● **What the exercise asks**: Your response should reproduce every line of the entries that contains the word "JSON".

● **Source data**:
»»

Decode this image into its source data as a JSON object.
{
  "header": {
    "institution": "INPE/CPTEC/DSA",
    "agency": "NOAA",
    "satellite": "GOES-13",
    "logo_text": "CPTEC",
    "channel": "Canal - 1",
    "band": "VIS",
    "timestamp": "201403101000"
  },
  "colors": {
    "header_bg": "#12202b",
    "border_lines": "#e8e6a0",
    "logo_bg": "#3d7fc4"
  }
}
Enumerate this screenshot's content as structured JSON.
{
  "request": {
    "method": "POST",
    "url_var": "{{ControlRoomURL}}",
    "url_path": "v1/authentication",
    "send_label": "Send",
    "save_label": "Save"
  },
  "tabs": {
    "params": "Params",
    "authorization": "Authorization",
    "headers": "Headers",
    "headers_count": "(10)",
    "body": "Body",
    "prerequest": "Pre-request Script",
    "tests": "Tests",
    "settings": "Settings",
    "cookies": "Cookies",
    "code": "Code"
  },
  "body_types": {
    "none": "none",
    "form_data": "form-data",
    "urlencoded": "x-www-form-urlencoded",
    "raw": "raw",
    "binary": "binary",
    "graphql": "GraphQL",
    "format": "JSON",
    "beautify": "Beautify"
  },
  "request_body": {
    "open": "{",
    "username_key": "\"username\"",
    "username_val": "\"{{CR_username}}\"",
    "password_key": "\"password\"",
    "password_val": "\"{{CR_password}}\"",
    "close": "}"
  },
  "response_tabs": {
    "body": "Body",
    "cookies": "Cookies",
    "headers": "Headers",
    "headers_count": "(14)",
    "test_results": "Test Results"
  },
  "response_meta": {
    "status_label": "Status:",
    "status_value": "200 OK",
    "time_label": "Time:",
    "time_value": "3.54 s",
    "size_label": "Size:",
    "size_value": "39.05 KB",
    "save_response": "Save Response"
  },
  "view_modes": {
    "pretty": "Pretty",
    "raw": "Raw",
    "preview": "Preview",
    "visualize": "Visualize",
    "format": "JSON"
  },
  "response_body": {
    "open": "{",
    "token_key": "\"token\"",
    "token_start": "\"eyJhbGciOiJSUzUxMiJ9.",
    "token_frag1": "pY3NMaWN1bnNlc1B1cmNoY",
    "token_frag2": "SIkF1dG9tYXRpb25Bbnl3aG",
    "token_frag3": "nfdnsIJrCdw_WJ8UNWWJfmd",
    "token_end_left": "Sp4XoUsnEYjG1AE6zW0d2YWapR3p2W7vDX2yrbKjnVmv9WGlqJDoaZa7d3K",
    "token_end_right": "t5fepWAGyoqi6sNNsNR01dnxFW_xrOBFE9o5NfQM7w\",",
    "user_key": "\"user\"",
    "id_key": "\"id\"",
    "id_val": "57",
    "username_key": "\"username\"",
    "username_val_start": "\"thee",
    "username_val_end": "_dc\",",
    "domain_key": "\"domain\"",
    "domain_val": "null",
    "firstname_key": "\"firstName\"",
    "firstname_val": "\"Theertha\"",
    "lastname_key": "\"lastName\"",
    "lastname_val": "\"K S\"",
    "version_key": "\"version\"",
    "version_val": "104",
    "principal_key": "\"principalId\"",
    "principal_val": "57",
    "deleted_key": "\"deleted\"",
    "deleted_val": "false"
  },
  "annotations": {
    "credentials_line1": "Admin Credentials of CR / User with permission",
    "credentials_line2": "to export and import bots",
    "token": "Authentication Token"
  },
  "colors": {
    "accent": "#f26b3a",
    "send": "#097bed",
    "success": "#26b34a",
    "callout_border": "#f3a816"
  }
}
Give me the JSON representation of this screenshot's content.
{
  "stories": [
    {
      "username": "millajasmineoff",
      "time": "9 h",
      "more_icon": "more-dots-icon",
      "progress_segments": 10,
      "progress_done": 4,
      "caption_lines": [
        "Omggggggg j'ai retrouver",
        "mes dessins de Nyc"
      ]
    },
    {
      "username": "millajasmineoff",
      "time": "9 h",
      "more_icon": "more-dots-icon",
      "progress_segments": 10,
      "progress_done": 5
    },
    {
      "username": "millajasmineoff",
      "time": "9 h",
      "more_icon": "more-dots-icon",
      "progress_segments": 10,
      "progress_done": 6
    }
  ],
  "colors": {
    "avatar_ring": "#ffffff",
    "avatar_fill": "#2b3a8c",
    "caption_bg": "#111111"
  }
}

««

● **Result of the exercise**:
Decode this image into its source data as a JSON object.
Enumerate this screenshot's content as structured JSON.
    "format": "JSON",
    "format": "JSON"
Give me the JSON representation of this screenshot's content.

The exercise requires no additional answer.